“Turkey always says about the Armenian Genocide that it is not responsible because it was the Ottoman Empire, it wasn’t them. But this [article] is the argument which proves that the Turkish State is the continuation of the Ottoman Empire. It’s the same ideology, it’s the same approach. Here we are in 2021 and we know what happened last year in Karabakh and Azerbaijan. One hundred years after the end of the Ottoman Empire the spirit of Zia Gokalp would sway over the nationals in Turkey,” said Der Mugrdechian.

The research done by Dikran Kaligian in the archives of the Armenian Revolutionary Federation (ARF) explores the relationship between the party and the Committee of Union and Progress when they worked with each other in 1908. The goals at that time were establishing the rights of everyone as equal citizens.

“For the ARF to influence the government and the policies to improve the conditions for the Armenians, it would have to work closely with the CUP,” writes Kaligian. “Some people can criticize that today: It’s easy to look back because we have hindsight, and know what happened,” adds Der Mugrdechian.

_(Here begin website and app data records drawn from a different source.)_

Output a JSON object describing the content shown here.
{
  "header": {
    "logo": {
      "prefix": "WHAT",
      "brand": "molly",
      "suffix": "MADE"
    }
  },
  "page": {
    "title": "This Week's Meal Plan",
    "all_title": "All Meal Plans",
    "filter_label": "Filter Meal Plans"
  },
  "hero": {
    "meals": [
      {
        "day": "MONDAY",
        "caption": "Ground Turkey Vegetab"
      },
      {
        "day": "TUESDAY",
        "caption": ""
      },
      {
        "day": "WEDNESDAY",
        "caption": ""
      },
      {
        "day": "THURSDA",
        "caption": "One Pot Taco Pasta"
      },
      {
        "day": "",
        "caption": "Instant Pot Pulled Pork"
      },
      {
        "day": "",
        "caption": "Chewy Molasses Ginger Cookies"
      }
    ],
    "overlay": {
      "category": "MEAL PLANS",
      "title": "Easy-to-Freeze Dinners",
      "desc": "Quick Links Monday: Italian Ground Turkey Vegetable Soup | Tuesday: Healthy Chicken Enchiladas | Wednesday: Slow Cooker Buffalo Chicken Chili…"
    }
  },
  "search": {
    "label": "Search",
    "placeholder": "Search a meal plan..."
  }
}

Umit Kurt in his chapter talks about a single official in Aintab, Necmeddin Bey, who is being attacked by Armenians and

Turks because he didn’t want to accept the new standards imposed by the constitution. “The Ottoman revolution upset the whole status quo between the government, local leaders and the minorities,” said Der Mugrdechian.

For four hundred years since the 16th century Armenians lived as “second class citizens.” Now, suddenly they have to be equal citizens.

What did the Muslim leaders in the Armenian provinces think of that? “They don’t like that idea. Then comes the ultimate conclusion: Armenians are causing trouble because they are seeking reforms. Because it’s promised to them. The local leaders will eventually work with the CUP in planning and implementing the Armenian Genocide,” he summarized.

The last article is by a graduate student at Princeton University, Duygu Coskuntuna, and it is titled “Homeland and Nation Revisited: A Discourse Analysis of the Memoirs of Young Turks,” which Der Mugrdechian calls “complicated.”

Coskuntuna studied the memoirs of these figures and explores how their concepts led to practical planning for the Genocide. She explores the concept of “Turkishness.” Does it mean that every minority can be a citizen or is it limited to only religion, language and culture? What does it signify for the Armenians and Greeks?

The Committee of Union and Progress came to power facing problems and questions. The Ottoman Empire was failing and on the verge of entering a war. The core issue was to keep the empire from dissolution. This new book draws the road from 1908 to 1915 of the CUP’s ideology developing from Islamism to pan-Islamism, pan-Turkism and Ottomanism before settling on an extreme version of racism.

“The genocide was not inevitable. All steps did not lead to genocide. The Ottoman Turks could have taken other steps,” Der Mugrdechian concluded.

As part of the evening program, St. Gregory A. and M. Hovsepian School students, under the guidance of Armenian language teacher Liza Manoyan, recited patriotic Armenian poetry.

To purchase the book visit http://www.